We need to be prepared to provide the equipment, facilities and technology needed to teach these skills, as well as providing 21st century educational technology in all classrooms. We can’t count on the State of California to fund these needed improvements in Tustin schools. Locally-controlled funding is the only certain source of resources to protect and provide the top-quality education our students deserve.
You are invited to join us for a one-hour informational briefing by TUSD Superintendent Greg Franklin outlining proposals being considered by the TUSD Board of Education to place a technology bond on the ballot this November. All money raised by this measure will stay in the district to support our students. It cannot be taken away by the state, or used for other purposes. An independent Citizen’s Oversight Committee will assure accountability for all spending, including annual independent audits.

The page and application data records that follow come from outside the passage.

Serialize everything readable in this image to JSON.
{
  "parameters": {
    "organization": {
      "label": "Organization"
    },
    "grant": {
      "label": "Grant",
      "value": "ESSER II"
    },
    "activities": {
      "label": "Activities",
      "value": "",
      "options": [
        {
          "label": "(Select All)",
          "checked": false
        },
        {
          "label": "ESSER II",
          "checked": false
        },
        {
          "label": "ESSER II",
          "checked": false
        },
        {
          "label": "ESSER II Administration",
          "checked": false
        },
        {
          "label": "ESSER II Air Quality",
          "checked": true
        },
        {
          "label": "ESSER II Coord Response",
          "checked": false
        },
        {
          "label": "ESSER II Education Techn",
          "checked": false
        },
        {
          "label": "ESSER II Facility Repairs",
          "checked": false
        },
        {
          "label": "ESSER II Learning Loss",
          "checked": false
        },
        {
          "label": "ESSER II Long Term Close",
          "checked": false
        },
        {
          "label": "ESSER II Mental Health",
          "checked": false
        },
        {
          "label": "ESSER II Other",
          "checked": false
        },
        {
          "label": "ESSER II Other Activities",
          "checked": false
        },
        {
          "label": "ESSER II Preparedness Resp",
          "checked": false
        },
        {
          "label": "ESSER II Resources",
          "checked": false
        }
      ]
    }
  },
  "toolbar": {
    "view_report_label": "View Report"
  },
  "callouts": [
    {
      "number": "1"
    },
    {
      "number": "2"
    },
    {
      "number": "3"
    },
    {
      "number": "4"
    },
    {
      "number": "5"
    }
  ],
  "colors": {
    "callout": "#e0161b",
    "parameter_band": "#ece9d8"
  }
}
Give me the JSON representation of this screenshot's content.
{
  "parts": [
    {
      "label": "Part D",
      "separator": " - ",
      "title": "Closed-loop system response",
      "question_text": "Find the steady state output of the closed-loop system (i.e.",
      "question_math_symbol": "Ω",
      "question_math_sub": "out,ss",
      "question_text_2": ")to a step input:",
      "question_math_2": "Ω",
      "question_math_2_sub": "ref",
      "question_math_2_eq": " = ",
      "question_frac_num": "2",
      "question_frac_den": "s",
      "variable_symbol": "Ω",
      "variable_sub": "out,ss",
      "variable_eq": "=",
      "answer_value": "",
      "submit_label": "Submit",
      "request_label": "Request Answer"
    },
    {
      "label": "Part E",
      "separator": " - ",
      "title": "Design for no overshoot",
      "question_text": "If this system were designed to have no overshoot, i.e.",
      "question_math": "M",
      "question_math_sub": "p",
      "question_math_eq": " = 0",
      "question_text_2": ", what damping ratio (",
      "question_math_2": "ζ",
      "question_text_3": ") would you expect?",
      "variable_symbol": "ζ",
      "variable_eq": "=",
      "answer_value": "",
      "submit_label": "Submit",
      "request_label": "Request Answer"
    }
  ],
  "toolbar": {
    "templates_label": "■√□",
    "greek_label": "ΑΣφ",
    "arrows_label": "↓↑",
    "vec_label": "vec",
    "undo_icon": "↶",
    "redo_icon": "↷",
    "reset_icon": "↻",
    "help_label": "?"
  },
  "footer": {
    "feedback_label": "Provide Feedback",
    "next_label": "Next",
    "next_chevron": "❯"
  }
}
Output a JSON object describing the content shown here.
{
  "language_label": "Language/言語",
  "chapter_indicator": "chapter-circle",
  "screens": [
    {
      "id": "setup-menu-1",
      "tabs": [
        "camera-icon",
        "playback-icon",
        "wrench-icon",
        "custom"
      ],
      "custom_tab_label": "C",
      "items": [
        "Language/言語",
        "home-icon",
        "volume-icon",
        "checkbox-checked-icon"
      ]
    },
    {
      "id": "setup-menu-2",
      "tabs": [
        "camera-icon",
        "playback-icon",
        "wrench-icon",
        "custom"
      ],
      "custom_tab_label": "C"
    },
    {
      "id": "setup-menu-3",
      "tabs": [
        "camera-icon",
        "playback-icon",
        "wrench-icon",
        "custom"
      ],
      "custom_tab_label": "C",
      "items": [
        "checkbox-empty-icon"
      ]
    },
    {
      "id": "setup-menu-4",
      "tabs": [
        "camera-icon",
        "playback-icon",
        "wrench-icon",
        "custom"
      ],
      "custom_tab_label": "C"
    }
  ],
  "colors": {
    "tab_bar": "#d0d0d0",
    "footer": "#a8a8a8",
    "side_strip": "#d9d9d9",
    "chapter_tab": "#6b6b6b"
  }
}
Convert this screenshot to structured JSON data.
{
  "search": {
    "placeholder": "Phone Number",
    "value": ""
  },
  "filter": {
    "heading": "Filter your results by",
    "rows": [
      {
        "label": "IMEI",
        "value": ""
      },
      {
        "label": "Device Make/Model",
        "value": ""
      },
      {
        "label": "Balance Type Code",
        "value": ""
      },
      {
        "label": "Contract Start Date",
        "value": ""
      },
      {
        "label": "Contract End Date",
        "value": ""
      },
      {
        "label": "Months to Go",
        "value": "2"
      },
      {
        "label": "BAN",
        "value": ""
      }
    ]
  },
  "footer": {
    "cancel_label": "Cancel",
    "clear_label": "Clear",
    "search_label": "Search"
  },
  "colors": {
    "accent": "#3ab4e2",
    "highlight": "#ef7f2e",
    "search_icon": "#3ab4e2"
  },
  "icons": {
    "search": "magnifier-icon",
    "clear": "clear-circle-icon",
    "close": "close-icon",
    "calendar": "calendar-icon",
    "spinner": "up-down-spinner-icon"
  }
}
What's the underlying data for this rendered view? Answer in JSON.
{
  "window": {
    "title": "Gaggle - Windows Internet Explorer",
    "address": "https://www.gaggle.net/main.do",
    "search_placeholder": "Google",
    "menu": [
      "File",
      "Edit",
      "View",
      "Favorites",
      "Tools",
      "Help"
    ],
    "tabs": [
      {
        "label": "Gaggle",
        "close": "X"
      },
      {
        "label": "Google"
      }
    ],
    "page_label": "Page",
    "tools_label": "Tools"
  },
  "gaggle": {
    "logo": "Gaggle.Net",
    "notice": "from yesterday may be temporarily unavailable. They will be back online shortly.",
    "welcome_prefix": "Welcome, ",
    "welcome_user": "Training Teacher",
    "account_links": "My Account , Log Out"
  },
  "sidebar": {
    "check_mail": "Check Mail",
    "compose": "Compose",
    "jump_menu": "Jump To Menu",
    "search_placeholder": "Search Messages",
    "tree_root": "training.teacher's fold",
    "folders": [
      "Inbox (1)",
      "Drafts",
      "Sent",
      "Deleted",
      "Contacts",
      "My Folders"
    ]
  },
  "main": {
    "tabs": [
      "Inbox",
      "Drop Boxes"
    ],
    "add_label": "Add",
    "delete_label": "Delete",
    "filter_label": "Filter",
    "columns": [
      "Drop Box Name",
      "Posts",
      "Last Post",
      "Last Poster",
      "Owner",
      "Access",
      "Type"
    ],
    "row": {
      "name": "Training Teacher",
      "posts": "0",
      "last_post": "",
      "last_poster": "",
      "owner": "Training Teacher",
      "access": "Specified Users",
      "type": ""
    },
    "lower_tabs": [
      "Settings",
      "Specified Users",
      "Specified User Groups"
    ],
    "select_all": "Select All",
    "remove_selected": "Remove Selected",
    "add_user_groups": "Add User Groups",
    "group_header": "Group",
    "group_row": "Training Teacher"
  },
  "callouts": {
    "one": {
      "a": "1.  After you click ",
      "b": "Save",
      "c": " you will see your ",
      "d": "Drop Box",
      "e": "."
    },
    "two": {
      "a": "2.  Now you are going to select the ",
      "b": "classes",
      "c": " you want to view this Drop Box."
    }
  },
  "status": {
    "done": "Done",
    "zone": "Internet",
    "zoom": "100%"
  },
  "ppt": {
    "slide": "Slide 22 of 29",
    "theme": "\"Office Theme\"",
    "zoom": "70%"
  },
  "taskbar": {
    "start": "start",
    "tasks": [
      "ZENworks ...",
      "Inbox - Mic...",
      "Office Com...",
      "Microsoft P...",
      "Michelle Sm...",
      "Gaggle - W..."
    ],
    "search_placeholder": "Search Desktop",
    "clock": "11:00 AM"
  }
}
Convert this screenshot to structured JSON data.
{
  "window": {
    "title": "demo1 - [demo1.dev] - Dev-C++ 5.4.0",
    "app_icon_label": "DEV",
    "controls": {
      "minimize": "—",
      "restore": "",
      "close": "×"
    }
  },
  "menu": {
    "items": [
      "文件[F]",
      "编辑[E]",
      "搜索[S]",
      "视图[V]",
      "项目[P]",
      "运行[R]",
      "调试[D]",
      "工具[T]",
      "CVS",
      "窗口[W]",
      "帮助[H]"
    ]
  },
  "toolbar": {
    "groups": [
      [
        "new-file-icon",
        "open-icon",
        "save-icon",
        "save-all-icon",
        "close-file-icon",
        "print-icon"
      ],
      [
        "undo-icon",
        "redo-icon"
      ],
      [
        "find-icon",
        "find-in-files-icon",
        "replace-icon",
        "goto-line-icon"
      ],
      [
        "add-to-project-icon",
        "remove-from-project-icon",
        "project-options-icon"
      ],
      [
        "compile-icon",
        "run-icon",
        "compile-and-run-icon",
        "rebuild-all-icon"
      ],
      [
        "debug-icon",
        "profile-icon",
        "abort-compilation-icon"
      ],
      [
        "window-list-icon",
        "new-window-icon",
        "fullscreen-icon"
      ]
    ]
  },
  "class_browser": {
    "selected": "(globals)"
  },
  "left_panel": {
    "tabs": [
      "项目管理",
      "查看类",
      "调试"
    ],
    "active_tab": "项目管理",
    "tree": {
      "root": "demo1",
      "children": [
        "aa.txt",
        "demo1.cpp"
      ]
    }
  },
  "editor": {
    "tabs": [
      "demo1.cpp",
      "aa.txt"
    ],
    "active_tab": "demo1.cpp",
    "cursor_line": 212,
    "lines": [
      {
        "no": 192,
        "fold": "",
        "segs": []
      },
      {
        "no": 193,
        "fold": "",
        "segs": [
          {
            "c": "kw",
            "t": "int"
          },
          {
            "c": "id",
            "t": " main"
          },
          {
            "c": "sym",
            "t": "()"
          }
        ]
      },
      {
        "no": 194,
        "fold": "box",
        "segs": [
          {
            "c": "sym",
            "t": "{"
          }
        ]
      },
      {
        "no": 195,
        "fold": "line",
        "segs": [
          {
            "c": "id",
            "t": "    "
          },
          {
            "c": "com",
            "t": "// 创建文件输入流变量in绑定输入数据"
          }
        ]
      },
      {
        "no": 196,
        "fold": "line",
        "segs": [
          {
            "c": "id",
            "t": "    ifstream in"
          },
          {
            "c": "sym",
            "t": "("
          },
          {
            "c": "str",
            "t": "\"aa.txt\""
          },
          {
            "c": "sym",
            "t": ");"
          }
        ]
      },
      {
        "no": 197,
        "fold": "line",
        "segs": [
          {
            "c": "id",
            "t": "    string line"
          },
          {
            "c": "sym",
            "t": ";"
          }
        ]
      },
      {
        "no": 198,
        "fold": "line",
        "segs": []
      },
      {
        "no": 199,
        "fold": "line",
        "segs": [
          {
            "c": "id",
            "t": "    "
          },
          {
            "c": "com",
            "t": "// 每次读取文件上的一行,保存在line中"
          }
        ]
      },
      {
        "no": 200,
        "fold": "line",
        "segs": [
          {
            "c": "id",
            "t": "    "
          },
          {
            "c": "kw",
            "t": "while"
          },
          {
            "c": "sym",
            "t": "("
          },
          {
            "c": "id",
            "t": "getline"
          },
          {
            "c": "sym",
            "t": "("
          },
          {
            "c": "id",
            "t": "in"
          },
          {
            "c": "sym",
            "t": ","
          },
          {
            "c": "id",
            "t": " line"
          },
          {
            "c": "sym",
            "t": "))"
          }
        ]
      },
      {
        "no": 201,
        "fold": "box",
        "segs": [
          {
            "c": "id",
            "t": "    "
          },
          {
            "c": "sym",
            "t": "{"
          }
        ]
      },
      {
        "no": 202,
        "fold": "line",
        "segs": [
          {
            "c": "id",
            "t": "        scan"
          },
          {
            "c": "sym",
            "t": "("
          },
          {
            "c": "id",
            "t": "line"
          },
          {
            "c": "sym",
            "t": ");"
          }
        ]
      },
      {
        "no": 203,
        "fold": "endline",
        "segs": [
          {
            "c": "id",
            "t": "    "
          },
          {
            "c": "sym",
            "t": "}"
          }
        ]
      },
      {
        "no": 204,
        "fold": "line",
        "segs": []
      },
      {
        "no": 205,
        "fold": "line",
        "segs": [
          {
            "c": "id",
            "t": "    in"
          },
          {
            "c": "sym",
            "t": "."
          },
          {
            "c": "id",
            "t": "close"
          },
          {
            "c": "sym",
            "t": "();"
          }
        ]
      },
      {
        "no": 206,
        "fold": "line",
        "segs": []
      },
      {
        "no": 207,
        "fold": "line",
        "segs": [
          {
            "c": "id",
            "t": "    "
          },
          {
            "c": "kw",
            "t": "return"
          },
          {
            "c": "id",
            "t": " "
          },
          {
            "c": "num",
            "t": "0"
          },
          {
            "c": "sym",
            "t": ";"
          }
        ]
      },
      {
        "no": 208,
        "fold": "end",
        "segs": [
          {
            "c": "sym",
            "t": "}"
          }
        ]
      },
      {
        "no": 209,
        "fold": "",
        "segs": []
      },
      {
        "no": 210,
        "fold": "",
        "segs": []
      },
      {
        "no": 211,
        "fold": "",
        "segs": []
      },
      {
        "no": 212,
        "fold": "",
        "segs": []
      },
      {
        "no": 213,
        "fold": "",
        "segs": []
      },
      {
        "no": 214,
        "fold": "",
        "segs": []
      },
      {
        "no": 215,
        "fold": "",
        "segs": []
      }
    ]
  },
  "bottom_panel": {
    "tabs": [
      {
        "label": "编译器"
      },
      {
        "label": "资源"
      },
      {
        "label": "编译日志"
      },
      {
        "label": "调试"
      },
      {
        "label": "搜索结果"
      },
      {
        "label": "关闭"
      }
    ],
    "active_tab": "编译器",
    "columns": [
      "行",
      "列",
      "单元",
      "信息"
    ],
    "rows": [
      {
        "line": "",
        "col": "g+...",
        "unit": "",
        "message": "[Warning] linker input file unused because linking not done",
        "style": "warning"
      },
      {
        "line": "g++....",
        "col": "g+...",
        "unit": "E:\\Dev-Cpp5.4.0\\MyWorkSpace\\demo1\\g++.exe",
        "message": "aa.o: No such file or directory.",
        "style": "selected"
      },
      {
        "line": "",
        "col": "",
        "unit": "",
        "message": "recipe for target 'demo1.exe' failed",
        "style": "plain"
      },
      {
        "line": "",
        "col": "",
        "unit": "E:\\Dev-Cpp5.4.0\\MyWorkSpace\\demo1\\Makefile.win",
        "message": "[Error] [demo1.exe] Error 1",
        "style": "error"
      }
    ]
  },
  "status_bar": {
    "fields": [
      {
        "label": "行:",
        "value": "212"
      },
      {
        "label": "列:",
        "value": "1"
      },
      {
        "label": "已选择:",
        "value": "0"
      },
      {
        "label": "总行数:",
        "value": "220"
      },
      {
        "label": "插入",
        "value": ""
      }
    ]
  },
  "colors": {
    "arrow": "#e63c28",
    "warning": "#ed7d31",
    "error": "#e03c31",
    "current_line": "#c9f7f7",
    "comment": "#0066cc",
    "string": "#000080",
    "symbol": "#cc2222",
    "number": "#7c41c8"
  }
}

Well, just the title, SAVE THE DATE – TECHNOLOGY FOR TUSD, is pretty catchy. And, I am sure it will generate a fair amount of interest, although I am not sure how that will equate to attendance. Most people are getting tired of bond measures and are finally getting the idea that bonds are not free money. In fact, they are quite costly in the long run. The one thing this proposal has over others is that it is for the schools. That tugs at the heart of every parent of a public school child and can equate to a huge amount of support. It’s also why we should be very wary.
The school district, like any other government entity, is scraping for cash to keep the system going. Bonds can’t be used to pay salaries but they do pay for construction which frees up other money for teachers and administrators. But, do they really need to saddle taxpayers with more debt through bonds that will probably not do what they are designed to do? Oh, and as a reminder, voters approved Measure G & L in 2008 by almost 60%, phenomenal for a bond measure. But, that was in 2008 before the public realized there was a real financial meltdown that would eventually bring the United States to its knees. Although we are recovering well, compared to the rest of the world, that isn’t because anyone is willing to go into debt…well, except maybe Jerry Brown and the State of California – but, that’s another post.
In any case, Measure L was a general obligation bond that was supposed to be used, in part, to increase the technology of the TUSD campuses. Reading the 2010 auditor’s report, it looks as if the school district has been a good steward of the money it has received. However, the interest rates for the various instruments issued range from 3% to a whopping 6.589%. This was for 95 million dollars in bonds. I will let you do the math on the amortized amount but, suffice it to say, you are saddling your children with enormous debt.
Also, in looking over the documents from Measure L Citizens Oversight Committee, much has been done in the building and refurbishment area, little has been done in the technology area. That could be because the bulk of the bond money is obligated to construction with just a slice taken for technology.
Questions that I hope will be asked, is how much of this money will go to increasing technology rather than just more construction? How much will go into improving classroom technology? How much will be directly spent on our children as opposed to new building construction? As a reminder, Measure L was supposed to pay for technology as well as construction (yeah,yeah, I know – the science and technology building at Foothill). If sufficient controls are not put into place (besides a Citizens Oversight Committee that includes the City Treasurer, Geroge Jeffries who in all likelihood is reporting to Jerry Amante on the doings of TUSD), how will the taxpayers know they got what they will be paying for (for a long time)?
Apparently, the school district is just in the “contemplation” stage of the bond game. In a time when austerity should be the word, it is a bit disconcerting that anyone, let alone a school district, would think of floating more debt in hopes that the magic financial fairy will make it all go away. These are your taxpayer dollars they hope to put to work. It will be up to us to decide if the benefit outweighs the cost.